I’m not the kind of guy that goes around picking fights and I never have been. Sure, I’ve had a few, but most have been either in self-defence or in defence of someone else. One of these occasions ended up getting me expelled from perhaps the best school I could ever have hoped to go to.
I never really wanted to go to a public school. All my friends from primary were going to the local comprehensive but my parents could see that going there would give me far less opportunities in life. We couldn’t afford to pay the fees so I had to take an entrance exam in order to win a scholarship.
When I started there the vast majority of the other kids were all from rich families and many wouldn’t even talk to me because they thought I had no right to be there. It wasn’t long before I started playing up and getting into trouble. I started stealing and selling my wares on the playground and I made a few enemies in the process.
The only person who treated me like an equal was a girl who used to get the same bus as me. For me it was the bus to the run down neighbourhood where I lived. For her it was the bus to the hospital where her mother worked as a consultant. That girl became one of my very first crushes and, even though we were just friends, I became really protective of her in the same way as I’ve always been protective of those who show me loyalty, and still am.
After getting into trouble again and spending two weeks off school on suspension I was due to go back for the very last day of term before the summer holidays. The teachers said that, if I could stay completely out of trouble for just that day, then they would give me a clean slate the following year. And not only that, they said that there wasn’t even any classes on as my year were being asked to show around all of the primary school kids that were due to join the school from September. Obviously, they couldn’t let me do this since I’d just got back from being suspended, but they said I could sit in the assembly hall for the day and just chat with my friends.
I thought that would be easy. What trouble could I get into sitting with my mates in the hall? I was guaranteed a clean slate and I wasn’t going to waste it, I thought.
However, just half an hour before the end of the school day, one of the biggest snobs in my year came over and sat directly behind me. He was saying all sorts and I knew he was trying to wind me up so I just ignored him. But then he started on the one girl who had shown me loyalty.
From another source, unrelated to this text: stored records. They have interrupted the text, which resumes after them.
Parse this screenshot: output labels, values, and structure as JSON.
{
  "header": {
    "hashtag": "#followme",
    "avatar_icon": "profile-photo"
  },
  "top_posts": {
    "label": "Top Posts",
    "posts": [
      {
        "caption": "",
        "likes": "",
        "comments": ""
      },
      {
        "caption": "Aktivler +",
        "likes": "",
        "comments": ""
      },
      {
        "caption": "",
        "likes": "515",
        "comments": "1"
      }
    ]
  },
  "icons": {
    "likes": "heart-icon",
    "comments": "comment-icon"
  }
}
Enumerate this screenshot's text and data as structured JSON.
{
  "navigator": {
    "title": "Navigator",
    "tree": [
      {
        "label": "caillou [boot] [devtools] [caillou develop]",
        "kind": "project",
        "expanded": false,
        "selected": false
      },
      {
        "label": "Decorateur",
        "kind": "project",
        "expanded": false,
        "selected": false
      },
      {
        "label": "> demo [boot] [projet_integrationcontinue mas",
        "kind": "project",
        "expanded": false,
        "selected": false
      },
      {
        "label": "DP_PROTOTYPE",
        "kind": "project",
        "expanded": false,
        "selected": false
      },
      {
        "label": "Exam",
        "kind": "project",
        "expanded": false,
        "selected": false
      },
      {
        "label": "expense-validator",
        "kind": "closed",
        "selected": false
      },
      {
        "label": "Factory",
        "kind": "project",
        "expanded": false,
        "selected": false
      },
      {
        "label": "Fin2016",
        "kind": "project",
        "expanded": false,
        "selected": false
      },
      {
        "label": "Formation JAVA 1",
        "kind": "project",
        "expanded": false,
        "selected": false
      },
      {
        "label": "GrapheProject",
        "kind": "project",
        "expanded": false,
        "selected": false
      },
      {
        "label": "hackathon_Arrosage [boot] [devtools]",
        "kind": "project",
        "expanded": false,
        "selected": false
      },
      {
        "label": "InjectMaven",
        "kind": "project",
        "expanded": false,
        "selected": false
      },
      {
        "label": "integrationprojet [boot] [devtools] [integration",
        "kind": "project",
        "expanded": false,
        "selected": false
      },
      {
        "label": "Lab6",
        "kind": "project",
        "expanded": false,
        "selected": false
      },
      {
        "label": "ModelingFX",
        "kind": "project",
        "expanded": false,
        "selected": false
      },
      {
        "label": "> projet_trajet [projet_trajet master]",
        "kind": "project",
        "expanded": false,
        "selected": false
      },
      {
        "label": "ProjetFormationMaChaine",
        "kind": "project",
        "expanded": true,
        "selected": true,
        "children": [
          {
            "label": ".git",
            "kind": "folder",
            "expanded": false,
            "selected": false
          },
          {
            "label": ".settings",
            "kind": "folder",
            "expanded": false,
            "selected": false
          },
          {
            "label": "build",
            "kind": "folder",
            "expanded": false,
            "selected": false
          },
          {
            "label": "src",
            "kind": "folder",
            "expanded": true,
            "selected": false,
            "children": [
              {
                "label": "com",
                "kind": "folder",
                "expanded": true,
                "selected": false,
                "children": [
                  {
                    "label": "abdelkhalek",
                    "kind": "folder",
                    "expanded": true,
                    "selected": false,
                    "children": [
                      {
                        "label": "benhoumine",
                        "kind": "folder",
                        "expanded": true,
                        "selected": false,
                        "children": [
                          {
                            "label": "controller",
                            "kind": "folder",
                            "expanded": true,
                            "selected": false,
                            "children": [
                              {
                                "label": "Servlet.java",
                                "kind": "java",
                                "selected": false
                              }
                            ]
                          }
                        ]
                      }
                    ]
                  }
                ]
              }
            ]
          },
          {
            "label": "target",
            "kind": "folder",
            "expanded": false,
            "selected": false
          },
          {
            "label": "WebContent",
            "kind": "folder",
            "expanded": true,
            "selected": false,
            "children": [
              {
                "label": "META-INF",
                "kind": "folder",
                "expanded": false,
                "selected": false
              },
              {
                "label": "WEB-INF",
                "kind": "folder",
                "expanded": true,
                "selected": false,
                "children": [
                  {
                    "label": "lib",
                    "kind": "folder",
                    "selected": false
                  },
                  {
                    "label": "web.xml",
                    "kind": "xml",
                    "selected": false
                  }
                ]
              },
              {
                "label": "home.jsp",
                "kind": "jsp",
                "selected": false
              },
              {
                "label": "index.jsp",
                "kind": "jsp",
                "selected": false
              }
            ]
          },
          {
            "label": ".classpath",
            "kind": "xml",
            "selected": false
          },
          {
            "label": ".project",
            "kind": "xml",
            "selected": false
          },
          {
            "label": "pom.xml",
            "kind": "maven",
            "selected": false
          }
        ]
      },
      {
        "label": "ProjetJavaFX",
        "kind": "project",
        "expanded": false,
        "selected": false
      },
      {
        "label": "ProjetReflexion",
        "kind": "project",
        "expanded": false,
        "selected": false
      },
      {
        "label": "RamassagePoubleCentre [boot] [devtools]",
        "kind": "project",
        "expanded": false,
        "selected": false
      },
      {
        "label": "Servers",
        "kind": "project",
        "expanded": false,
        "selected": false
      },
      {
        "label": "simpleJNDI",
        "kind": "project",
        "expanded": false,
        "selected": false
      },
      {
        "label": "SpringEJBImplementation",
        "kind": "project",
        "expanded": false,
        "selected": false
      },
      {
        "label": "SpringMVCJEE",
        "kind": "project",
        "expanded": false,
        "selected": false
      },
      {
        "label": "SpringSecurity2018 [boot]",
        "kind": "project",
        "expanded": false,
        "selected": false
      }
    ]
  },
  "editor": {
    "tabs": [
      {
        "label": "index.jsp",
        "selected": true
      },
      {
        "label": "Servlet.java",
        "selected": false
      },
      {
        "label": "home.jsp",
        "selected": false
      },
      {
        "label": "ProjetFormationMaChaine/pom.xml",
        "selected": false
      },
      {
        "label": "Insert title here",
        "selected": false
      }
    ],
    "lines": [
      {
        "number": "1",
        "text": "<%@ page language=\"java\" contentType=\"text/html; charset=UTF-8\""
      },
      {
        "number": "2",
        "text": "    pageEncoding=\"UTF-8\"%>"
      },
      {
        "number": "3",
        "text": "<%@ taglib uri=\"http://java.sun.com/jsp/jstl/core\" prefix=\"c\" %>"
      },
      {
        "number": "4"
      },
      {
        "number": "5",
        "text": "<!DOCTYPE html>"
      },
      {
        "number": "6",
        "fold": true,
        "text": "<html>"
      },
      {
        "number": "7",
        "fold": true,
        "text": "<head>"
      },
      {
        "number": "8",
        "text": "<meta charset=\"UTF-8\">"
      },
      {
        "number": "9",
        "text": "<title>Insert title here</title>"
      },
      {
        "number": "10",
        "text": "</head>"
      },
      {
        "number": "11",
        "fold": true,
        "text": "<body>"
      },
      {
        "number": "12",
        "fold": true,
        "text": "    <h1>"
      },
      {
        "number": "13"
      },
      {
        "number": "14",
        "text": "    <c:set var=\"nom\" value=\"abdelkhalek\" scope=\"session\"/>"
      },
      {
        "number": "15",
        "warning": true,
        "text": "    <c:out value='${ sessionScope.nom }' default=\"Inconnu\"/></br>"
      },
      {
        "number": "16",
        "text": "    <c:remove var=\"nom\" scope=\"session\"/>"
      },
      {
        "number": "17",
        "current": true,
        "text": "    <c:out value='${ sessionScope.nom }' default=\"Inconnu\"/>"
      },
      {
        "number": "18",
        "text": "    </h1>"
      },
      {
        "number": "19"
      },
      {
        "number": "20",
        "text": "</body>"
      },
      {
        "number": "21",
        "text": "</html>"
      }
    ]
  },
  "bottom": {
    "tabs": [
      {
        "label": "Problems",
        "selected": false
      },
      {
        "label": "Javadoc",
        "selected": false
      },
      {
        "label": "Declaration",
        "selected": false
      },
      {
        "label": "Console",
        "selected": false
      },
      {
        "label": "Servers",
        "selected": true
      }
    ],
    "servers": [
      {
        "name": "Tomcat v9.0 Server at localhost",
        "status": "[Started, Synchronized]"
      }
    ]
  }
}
Something inside me just clicked and I told him to leave it out. He came back with the standard “what are you going to do” response and I struggled to restrain myself. I told him to cut it out or he’d soon find out and hoped that would be the end of it. But it wasn’t. He carried on and the second he finished having a pop at my friend I turned around and hit him.
It was only one hit, and it was the only time I’d ever thrown the first punch, but the moment it landed his cheek ballooned and he jumped to his feet. I slumped down in my chair as he ran across the hall to where the teachers were standing and pointed directly at me, shouting about how I’d attacked him. I looked around at all of the little kids, there to dispel any fears they had about moving up to a new school, and took in their shocked faces. I knew it was over and within an hour I was expelled.
But despite the attitude of most of the other students and even some of the teachers there, that really was the best school I ever went to. It had the best facilities, the best programmes, even the best quality of teaching. I have to wonder how different my life would have been if I hadn’t thrown that punch.
I’d probably have made it through the day. I’d have been given a clean slate. I like to think I’d have used it. I might have got my act together. I could have really knuckled down and got some great grades. I wouldn’t have moved house again. In all likelihood I wouldn’t have started drinking so much. I probably would have never come to prison at all.
And all from one punch.